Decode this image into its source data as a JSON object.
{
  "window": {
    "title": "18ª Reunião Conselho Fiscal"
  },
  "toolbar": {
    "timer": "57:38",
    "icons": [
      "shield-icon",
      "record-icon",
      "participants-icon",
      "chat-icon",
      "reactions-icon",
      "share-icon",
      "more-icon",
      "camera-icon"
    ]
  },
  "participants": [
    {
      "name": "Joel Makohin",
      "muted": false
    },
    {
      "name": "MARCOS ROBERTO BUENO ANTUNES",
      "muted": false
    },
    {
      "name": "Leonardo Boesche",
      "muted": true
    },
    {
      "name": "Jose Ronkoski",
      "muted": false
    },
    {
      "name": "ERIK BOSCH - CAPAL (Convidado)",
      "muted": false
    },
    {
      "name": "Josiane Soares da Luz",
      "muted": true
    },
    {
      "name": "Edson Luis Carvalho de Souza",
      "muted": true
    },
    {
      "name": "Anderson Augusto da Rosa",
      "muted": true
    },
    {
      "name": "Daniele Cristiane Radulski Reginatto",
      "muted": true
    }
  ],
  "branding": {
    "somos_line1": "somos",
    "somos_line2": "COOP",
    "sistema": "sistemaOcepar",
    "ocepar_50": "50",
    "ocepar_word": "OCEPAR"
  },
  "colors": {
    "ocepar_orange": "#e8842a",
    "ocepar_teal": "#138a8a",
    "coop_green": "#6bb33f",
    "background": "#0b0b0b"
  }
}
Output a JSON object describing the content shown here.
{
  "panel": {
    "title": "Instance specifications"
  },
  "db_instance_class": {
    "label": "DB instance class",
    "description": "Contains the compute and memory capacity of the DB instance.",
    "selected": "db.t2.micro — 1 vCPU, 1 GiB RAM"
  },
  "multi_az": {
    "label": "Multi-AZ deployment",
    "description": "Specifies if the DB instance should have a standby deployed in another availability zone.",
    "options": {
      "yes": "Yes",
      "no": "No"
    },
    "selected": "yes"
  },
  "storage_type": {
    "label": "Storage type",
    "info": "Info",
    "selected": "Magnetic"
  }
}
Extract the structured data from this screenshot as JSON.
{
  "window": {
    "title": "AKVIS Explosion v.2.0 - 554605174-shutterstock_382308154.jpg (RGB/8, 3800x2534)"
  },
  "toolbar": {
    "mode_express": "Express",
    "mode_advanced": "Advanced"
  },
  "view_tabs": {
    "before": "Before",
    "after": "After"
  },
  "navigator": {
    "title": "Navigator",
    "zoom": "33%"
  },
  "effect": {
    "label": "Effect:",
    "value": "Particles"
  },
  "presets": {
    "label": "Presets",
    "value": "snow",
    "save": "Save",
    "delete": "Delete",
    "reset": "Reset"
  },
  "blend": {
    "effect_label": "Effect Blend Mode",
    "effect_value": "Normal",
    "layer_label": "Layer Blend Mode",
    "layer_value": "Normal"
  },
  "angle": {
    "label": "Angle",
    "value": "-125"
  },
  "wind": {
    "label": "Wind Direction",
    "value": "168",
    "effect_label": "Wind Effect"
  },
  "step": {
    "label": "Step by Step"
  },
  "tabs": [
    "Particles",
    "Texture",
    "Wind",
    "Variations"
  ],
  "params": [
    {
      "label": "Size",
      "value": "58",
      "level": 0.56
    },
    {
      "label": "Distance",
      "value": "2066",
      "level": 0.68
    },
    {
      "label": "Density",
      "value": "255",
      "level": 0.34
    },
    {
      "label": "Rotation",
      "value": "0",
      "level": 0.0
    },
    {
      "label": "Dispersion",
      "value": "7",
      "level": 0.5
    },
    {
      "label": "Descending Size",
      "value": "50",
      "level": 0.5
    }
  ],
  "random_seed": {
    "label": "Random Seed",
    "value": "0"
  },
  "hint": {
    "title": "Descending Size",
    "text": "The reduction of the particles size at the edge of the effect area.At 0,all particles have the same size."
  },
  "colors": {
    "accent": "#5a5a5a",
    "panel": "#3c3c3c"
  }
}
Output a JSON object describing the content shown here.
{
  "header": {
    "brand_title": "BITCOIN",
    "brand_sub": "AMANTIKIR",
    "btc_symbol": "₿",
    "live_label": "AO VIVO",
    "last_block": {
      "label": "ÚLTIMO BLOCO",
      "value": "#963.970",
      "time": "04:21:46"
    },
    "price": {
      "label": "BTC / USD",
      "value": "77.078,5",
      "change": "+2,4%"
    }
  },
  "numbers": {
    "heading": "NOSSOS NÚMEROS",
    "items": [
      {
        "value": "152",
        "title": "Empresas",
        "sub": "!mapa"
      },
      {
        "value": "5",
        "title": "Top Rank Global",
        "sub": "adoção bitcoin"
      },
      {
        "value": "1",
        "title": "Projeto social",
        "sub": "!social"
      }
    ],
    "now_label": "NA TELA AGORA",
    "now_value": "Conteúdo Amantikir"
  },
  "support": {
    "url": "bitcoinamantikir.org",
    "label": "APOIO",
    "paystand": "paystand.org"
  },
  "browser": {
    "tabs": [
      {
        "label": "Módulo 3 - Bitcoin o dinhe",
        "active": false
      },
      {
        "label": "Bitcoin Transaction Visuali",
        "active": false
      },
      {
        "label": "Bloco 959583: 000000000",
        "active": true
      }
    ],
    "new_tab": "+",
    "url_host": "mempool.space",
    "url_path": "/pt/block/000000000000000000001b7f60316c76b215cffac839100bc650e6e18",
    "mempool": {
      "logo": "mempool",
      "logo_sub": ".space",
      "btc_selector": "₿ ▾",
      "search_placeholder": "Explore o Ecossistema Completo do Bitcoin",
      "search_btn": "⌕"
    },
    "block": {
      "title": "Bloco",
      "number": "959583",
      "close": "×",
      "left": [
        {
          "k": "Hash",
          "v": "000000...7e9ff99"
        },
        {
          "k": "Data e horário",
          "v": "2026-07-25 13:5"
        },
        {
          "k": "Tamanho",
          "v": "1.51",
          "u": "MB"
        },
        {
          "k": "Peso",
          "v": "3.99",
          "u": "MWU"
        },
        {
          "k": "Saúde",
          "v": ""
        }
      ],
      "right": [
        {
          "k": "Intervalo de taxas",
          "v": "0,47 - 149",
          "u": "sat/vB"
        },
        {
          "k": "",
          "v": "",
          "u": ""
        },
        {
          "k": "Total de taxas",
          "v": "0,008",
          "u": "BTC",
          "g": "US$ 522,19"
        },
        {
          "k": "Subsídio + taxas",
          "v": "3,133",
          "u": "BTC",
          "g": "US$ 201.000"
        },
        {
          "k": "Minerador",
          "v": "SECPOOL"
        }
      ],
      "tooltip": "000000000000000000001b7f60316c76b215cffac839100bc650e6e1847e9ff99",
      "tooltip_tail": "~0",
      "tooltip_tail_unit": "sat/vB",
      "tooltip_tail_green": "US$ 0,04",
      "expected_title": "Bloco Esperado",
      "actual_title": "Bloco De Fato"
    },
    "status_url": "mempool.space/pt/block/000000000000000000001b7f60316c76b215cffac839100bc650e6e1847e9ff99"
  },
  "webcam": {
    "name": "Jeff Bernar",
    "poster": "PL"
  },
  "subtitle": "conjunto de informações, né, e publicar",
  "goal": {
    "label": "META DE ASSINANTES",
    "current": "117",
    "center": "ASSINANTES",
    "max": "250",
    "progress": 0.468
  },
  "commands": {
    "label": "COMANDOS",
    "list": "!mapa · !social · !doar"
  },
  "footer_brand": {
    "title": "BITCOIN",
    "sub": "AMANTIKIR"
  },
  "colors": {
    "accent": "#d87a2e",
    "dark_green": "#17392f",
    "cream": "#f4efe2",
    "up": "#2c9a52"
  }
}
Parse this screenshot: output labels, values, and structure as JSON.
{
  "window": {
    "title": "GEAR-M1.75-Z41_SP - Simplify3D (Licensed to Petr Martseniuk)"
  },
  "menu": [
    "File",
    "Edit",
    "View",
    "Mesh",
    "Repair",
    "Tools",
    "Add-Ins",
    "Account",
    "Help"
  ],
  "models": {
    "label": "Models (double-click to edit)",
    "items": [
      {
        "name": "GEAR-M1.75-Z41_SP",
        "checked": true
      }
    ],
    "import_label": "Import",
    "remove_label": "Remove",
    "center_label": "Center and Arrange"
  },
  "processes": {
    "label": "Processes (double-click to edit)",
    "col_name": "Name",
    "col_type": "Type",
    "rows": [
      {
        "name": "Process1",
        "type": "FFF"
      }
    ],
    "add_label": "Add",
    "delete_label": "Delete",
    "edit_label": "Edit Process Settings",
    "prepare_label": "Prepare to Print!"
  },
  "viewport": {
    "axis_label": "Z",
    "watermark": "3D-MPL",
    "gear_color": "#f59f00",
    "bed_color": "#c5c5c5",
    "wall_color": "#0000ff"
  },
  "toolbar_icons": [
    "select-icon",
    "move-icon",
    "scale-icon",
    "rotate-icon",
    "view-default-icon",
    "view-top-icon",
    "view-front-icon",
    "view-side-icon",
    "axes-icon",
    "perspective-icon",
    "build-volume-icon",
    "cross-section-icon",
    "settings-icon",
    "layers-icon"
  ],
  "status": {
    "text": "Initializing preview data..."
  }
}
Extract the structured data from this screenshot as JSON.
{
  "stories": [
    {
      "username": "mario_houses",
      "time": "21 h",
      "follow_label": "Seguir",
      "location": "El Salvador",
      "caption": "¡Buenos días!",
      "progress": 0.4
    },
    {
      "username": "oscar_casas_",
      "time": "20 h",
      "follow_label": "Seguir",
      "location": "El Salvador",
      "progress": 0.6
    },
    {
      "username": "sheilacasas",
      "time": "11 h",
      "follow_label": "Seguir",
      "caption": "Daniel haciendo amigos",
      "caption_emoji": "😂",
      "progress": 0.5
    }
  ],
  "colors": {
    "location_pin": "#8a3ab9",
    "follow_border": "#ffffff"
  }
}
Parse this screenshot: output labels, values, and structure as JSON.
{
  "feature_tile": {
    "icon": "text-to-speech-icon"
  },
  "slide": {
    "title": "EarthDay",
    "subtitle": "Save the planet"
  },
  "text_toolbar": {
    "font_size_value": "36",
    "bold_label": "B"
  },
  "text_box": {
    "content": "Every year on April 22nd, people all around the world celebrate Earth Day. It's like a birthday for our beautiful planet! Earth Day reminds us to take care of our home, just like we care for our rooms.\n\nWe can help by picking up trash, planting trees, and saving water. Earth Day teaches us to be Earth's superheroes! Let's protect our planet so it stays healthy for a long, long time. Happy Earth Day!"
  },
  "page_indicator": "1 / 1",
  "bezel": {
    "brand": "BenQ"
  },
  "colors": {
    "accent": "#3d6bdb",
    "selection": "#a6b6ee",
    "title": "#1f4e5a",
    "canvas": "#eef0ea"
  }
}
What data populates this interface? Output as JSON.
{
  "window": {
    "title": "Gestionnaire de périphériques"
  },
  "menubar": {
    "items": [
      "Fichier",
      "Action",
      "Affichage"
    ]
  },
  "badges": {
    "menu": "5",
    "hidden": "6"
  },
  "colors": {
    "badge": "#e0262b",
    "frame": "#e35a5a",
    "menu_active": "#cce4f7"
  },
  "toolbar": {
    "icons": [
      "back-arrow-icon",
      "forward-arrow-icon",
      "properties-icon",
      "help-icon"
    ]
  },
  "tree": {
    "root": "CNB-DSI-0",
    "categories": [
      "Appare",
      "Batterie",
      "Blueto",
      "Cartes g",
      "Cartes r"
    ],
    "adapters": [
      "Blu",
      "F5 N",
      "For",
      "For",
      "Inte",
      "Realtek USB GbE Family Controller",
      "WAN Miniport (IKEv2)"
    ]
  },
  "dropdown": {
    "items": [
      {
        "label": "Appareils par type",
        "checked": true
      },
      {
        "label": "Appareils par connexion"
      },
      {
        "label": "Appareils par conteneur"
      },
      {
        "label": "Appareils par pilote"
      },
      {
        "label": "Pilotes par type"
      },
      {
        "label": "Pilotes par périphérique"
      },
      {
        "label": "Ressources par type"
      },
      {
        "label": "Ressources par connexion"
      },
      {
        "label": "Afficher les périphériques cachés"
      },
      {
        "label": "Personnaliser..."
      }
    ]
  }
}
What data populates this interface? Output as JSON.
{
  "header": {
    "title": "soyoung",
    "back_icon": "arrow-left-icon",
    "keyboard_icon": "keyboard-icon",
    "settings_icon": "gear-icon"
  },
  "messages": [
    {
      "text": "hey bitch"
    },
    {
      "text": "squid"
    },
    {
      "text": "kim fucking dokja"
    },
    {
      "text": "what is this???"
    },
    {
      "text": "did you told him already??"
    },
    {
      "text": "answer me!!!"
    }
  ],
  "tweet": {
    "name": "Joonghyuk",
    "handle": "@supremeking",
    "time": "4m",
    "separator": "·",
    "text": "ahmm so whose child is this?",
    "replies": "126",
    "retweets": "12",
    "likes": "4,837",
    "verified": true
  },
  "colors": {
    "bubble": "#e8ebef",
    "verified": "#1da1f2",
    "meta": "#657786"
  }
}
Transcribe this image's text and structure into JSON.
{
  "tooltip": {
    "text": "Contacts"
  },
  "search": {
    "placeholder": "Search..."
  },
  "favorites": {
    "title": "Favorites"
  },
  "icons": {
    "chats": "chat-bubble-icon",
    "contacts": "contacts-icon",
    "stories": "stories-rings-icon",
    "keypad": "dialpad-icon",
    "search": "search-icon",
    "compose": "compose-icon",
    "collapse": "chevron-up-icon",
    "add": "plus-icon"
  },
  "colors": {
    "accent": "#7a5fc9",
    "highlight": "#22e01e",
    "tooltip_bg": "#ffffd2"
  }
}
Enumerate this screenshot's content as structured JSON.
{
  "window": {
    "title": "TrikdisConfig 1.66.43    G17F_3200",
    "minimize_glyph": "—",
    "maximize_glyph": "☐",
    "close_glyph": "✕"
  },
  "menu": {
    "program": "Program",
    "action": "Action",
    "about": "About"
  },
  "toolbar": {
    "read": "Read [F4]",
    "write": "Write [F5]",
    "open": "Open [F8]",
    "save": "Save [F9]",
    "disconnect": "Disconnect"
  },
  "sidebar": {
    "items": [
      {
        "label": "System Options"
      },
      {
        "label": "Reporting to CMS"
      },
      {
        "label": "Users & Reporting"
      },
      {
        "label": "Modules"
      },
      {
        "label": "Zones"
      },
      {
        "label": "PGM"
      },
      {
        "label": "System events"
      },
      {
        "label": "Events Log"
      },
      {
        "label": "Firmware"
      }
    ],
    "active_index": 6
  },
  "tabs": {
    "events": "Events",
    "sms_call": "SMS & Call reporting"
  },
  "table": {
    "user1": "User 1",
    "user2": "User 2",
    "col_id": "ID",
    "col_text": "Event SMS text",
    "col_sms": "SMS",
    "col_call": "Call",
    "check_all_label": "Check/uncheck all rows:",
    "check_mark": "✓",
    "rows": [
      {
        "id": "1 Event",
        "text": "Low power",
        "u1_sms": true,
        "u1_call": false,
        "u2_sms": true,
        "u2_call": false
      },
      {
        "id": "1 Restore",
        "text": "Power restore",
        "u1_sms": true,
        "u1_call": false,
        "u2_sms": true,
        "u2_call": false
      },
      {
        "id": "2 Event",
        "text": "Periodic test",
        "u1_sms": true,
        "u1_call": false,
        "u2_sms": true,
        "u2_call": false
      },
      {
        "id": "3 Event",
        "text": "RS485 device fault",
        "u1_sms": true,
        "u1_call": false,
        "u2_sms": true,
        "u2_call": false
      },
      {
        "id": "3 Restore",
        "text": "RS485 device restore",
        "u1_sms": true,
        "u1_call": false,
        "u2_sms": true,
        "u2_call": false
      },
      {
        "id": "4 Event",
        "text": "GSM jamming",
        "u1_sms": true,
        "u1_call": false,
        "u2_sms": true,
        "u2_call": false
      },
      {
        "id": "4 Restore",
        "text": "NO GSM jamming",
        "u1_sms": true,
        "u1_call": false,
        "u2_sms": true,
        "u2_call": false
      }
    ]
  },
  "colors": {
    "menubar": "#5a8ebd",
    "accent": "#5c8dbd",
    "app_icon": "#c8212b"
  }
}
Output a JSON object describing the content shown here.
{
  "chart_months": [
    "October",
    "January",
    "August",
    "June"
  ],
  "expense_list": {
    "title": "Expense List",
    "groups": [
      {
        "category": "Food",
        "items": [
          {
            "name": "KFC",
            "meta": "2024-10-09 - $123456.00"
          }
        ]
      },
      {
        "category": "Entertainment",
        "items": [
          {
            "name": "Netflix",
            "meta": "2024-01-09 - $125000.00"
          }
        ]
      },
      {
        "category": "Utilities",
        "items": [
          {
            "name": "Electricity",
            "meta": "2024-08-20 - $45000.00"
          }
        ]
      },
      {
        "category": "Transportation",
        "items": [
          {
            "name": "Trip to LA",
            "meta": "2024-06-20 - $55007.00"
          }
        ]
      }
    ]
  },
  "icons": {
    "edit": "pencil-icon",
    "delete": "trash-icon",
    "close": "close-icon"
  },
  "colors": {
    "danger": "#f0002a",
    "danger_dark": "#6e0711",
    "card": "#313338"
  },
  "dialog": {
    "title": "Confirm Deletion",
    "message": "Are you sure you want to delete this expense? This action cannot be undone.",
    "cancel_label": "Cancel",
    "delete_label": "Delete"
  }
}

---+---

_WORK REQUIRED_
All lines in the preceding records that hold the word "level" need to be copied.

_ANSWER TO THIS PROBLEM_
      "level": 0.56
      "level": 0.68
      "level": 0.34
      "level": 0.0
      "level": 0.5
      "level": 0.5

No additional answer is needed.